“And because you can stand on the shoulders of giants, you can accomplish something quickly. You don’t even know exactly what you have done, but already you have reported it, patented it, and sold it. And the buyer will have even less discipline than you. The buyer simply purchases the power, like any commodity. The buyer doesn’t even conceive that any discipline might be necessary.”

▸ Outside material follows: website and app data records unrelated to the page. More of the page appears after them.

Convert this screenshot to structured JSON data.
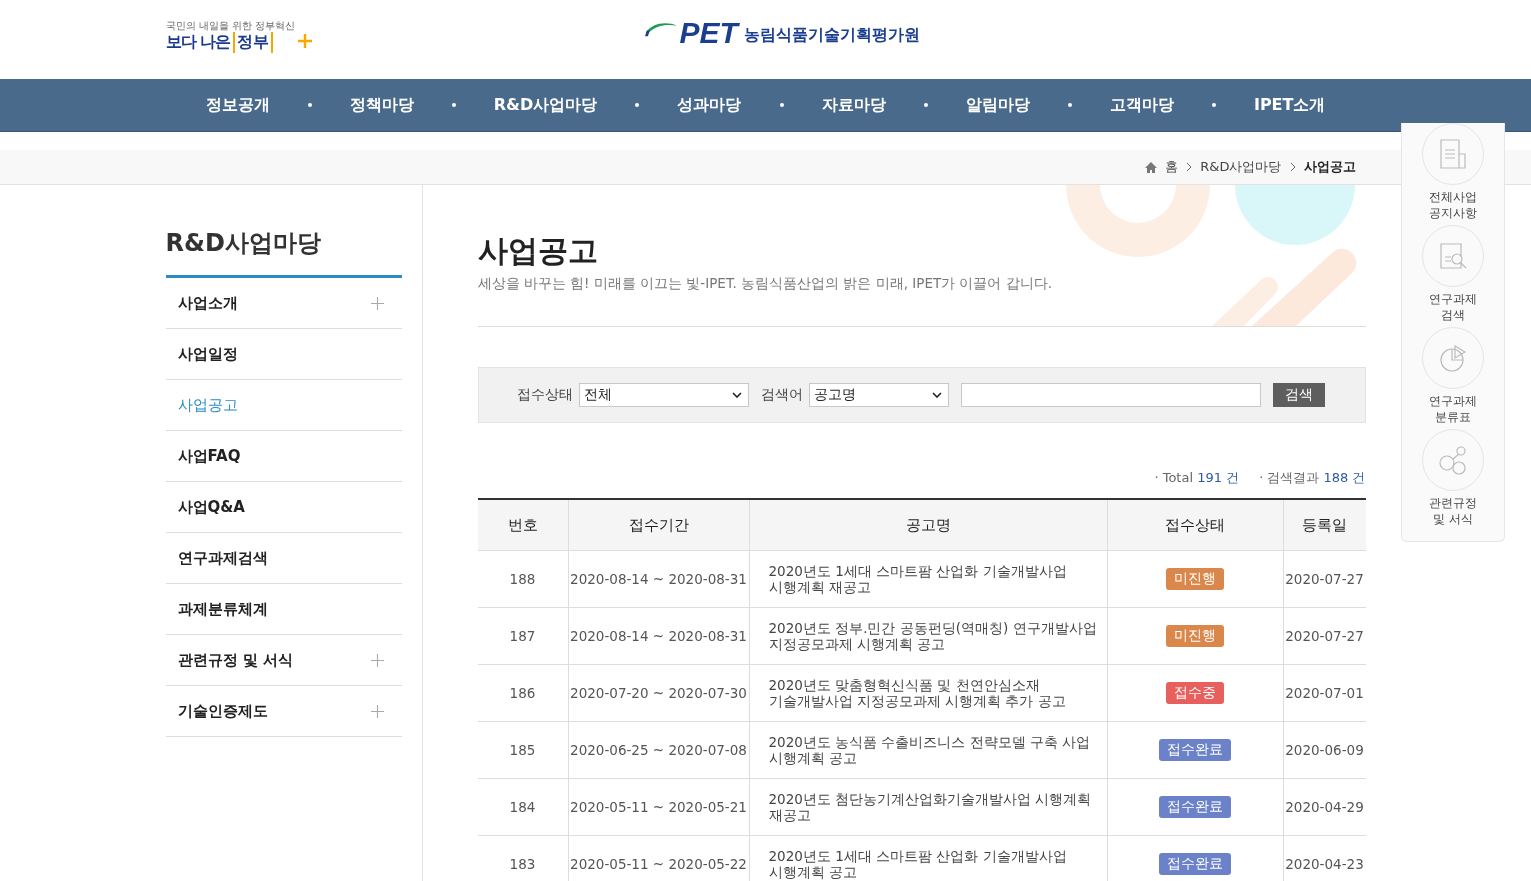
{
  "header": {
    "gov_logo": {
      "tagline": "국민의 내일을 위한 정부혁신",
      "text_a": "보다 나은",
      "text_b": "정부"
    },
    "org_logo": {
      "mark": "PET",
      "name": "농림식품기술기획평가원"
    }
  },
  "nav": [
    "정보공개",
    "정책마당",
    "R&D사업마당",
    "성과마당",
    "자료마당",
    "알림마당",
    "고객마당",
    "IPET소개"
  ],
  "breadcrumb": [
    "홈",
    "R&D사업마당",
    "사업공고"
  ],
  "quick_menu": [
    {
      "kind": "news",
      "label": "전체사업 공지사항"
    },
    {
      "kind": "search",
      "label": "연구과제 검색"
    },
    {
      "kind": "chart",
      "label": "연구과제 분류표"
    },
    {
      "kind": "link",
      "label": "관련규정 및 서식"
    }
  ],
  "sidebar": {
    "title": "R&D사업마당",
    "items": [
      {
        "label": "사업소개",
        "expandable": true,
        "selected": false
      },
      {
        "label": "사업일정",
        "expandable": false,
        "selected": false
      },
      {
        "label": "사업공고",
        "expandable": false,
        "selected": true
      },
      {
        "label": "사업FAQ",
        "expandable": false,
        "selected": false
      },
      {
        "label": "사업Q&A",
        "expandable": false,
        "selected": false
      },
      {
        "label": "연구과제검색",
        "expandable": false,
        "selected": false
      },
      {
        "label": "과제분류체계",
        "expandable": false,
        "selected": false
      },
      {
        "label": "관련규정 및 서식",
        "expandable": true,
        "selected": false
      },
      {
        "label": "기술인증제도",
        "expandable": true,
        "selected": false
      }
    ]
  },
  "page": {
    "title": "사업공고",
    "subtitle": "세상을 바꾸는 힘! 미래를 이끄는 빛-IPET. 농림식품산업의 밝은 미래, IPET가 이끌어 갑니다."
  },
  "search": {
    "status_label": "접수상태",
    "status_value": "전체",
    "keyword_label": "검색어",
    "keyword_field": "공고명",
    "button": "검색"
  },
  "totals": [
    {
      "label": "· Total",
      "count": "191 건"
    },
    {
      "label": "· 검색결과",
      "count": "188 건"
    }
  ],
  "table": {
    "columns": [
      "번호",
      "접수기간",
      "공고명",
      "접수상태",
      "등록일"
    ],
    "rows": [
      {
        "no": "188",
        "period": "2020-08-14 ~ 2020-08-31",
        "title": "2020년도 1세대 스마트팜 산업화 기술개발사업 시행계획 재공고",
        "status": "미진행",
        "color": "#d9874a",
        "date": "2020-07-27"
      },
      {
        "no": "187",
        "period": "2020-08-14 ~ 2020-08-31",
        "title": "2020년도 정부.민간 공동펀딩(역매칭) 연구개발사업 지정공모과제 시행계획 공고",
        "status": "미진행",
        "color": "#d9874a",
        "date": "2020-07-27"
      },
      {
        "no": "186",
        "period": "2020-07-20 ~ 2020-07-30",
        "title": "2020년도 맞춤형혁신식품 및 천연안심소재 기술개발사업 지정공모과제 시행계획 추가 공고",
        "status": "접수중",
        "color": "#e8605e",
        "date": "2020-07-01"
      },
      {
        "no": "185",
        "period": "2020-06-25 ~ 2020-07-08",
        "title": "2020년도 농식품 수출비즈니스 전략모델 구축 사업 시행계획 공고",
        "status": "접수완료",
        "color": "#6b82c8",
        "date": "2020-06-09"
      },
      {
        "no": "184",
        "period": "2020-05-11 ~ 2020-05-21",
        "title": "2020년도 첨단농기계산업화기술개발사업 시행계획 재공고",
        "status": "접수완료",
        "color": "#6b82c8",
        "date": "2020-04-29"
      },
      {
        "no": "183",
        "period": "2020-05-11 ~ 2020-05-22",
        "title": "2020년도 1세대 스마트팜 산업화 기술개발사업 시행계획 공고",
        "status": "접수완료",
        "color": "#6b82c8",
        "date": "2020-04-23"
      }
    ]
  }
}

“You know what we are really talking about here,” Malcolm said. “All this attempt to control . . . We are talking about Western attitudes that are five hundred years old. They began at the time when Florence, Italy, was the most important city in the world. The basic idea of science–that there was a new way to look at reality, that it was objective, that it did not depend on your beliefs or your nationality, that it was rational–that idea was fresh and exciting back then. It offered promise and hope for the future, and it swept away the old medieval system, which was hundreds of years old. The medieval world of feudal politics and religious dogma and hateful superstitions fell before science. But, in truth, this was because the medieval world didn’t really work any more. It didn’t work economically, it didn’t work intellectually, and it didn’t fit the new world that was emerging.”
“But now,” he continued, “science is the belief system that is hundreds of years old. And, like the medieval system before it, science is starting not to fit the world any more. Science has attained so much power that its practical limits begin to be apparent. Largely through science, billions of us live in one small world, densely packed and intercommunicating. But science cannot help us decide what to do with that world, or how to live. Science can make a nuclear reactor, but it cannot tell us not to build it. Science can make pesticide, but cannot tell us not to use it. And our world starts to seem polluted in fundamental ways—air, and water, and land—because of ungovernable science.”
Your powers are much less than your dreams of reason would have you believe.”
Malcolm coughed, and started into the distance. “Let’s be clear. The planet is not in jeopardy. We are in jeopardy. We haven’t got the power to destroy the planet–or to save it. But we might have the power to save ourselves.”